* _WORK INSTRUCTION_
For every line in the material below that holds "true", report the line.

------ DATA TO PROCESS ------

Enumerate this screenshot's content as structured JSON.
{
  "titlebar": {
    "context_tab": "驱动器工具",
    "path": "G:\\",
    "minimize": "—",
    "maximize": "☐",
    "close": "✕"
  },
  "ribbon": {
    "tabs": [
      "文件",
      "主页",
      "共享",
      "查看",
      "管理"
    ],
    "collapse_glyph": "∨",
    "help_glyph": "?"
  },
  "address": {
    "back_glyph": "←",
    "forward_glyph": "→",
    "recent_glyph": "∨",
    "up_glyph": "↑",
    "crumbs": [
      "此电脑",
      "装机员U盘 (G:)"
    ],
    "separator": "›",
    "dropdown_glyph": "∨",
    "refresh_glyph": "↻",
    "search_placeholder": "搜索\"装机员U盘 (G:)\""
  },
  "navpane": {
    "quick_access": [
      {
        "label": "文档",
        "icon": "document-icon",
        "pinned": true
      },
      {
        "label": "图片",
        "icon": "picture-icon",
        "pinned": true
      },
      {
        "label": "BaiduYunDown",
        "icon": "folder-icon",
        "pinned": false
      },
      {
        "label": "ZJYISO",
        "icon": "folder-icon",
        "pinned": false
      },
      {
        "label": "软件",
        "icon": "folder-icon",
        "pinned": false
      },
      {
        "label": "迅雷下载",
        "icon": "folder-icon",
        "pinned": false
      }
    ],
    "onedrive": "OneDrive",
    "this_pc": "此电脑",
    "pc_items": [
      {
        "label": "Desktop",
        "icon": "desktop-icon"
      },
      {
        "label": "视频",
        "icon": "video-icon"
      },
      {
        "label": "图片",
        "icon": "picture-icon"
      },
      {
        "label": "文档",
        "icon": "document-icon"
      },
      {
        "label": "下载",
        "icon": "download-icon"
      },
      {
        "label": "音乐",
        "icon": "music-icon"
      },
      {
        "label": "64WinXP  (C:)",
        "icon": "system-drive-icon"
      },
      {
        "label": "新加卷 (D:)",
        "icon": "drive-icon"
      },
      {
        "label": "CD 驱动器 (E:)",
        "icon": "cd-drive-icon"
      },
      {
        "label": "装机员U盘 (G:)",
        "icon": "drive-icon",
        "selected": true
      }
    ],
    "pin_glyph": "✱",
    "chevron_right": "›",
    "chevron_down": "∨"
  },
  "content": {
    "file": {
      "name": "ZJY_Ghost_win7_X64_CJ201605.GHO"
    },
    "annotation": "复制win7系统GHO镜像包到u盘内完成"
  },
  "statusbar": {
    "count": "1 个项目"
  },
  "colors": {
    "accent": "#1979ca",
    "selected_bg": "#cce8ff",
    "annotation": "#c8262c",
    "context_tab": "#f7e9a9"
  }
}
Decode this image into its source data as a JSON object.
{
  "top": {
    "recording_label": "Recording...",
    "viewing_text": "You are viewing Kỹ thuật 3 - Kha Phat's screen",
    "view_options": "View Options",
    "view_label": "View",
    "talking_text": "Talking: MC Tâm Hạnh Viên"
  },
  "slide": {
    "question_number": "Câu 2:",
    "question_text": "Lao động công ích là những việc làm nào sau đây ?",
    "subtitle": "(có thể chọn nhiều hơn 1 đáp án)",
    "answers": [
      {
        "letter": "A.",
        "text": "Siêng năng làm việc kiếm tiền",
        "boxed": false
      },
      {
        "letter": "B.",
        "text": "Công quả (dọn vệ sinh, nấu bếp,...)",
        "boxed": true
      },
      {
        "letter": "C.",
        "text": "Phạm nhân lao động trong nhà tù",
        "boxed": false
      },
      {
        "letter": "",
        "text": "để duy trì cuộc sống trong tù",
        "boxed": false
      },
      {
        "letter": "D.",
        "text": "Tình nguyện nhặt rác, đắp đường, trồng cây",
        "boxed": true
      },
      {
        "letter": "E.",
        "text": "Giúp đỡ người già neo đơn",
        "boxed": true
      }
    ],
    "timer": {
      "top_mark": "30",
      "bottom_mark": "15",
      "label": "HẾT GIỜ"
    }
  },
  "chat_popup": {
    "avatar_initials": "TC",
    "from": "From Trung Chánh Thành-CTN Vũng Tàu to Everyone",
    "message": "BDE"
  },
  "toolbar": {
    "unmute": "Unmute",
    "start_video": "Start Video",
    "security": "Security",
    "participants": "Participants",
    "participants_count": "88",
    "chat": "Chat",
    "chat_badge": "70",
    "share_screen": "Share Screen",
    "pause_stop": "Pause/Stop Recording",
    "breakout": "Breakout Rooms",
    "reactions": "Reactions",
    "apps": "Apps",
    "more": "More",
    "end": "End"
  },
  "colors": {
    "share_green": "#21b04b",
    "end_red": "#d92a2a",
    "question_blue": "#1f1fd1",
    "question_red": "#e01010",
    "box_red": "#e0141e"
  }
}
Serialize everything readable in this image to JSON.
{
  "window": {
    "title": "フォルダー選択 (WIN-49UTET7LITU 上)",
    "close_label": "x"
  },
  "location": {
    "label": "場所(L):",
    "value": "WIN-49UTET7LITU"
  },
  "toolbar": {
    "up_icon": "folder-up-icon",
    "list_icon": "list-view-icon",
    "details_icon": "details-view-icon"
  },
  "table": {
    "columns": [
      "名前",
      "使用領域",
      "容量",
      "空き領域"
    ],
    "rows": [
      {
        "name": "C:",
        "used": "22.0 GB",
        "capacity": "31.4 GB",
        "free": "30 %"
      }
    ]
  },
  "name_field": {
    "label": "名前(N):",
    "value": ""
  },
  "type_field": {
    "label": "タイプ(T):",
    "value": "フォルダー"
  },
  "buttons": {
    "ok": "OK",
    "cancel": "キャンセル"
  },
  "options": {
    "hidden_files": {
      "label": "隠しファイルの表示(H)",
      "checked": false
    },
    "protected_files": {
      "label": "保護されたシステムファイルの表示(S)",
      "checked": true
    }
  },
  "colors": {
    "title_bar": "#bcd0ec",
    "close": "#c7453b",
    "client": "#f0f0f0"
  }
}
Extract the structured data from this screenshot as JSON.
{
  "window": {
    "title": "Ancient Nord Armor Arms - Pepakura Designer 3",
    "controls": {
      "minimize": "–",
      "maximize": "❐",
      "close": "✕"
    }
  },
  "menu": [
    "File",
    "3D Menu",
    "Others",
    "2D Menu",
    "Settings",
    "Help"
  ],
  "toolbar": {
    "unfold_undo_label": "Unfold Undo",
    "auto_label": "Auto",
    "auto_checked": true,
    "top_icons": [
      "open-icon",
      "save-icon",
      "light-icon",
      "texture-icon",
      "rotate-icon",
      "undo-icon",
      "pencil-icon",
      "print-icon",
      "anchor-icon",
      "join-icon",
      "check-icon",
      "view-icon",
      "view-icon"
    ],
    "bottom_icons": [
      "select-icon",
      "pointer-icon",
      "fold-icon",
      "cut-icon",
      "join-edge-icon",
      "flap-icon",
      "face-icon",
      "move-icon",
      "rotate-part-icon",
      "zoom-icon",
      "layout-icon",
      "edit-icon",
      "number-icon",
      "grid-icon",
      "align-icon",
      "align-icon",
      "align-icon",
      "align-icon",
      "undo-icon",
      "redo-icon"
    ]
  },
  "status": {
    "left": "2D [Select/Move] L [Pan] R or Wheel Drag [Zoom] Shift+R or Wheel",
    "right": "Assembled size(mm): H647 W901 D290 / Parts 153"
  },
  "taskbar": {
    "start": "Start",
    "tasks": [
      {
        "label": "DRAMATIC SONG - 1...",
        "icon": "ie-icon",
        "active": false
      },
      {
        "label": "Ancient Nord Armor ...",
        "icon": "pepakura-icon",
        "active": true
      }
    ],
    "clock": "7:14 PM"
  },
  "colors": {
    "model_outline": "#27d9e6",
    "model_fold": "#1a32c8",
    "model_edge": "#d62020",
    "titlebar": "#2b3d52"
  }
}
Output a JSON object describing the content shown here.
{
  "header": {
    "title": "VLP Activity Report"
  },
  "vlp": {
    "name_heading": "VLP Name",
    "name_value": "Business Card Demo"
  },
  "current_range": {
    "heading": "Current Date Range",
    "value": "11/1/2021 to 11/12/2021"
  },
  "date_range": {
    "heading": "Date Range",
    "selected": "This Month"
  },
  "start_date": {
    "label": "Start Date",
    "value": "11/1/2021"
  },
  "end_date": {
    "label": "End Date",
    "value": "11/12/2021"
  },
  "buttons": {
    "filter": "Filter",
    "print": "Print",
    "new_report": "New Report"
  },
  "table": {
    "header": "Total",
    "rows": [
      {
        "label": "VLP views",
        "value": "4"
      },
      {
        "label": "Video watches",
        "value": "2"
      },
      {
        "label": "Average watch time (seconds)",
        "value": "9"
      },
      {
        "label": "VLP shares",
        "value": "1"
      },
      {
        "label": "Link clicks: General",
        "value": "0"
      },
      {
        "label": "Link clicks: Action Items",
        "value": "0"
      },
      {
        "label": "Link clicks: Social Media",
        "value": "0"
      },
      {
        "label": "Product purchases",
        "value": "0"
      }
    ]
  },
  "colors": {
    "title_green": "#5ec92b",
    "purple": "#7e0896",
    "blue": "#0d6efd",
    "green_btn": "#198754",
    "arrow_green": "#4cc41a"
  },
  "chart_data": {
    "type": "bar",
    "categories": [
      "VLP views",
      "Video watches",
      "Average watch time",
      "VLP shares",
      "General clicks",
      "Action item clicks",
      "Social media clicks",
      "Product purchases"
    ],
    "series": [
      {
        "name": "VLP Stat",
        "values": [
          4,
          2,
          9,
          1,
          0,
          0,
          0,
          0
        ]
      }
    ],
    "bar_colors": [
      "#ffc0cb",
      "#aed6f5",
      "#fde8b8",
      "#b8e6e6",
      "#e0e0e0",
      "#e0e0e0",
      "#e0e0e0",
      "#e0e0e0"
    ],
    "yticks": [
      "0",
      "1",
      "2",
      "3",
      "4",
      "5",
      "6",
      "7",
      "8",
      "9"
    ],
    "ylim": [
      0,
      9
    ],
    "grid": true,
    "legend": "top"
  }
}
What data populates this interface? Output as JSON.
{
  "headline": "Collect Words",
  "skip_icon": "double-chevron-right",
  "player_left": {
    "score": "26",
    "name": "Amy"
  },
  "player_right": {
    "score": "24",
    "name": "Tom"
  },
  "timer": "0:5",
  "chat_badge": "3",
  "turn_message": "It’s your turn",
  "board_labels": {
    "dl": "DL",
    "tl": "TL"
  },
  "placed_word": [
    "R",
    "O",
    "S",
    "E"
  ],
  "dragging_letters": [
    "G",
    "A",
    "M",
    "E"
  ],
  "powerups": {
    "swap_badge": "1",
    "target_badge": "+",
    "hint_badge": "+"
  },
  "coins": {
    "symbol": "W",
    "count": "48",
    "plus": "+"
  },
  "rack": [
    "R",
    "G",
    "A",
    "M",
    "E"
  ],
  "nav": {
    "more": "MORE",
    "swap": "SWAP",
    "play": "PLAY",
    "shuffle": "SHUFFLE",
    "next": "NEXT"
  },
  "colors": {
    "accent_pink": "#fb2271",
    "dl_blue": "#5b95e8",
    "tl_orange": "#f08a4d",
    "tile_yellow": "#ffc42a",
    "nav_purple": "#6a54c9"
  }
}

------

* _OUTPUT OF THE EXERCISE_
        "pinned": true
        "pinned": true
        "selected": true
        "boxed": true
        "boxed": true
        "boxed": true
      "checked": true
    "auto_checked": true,
        "active": true
    "grid": true,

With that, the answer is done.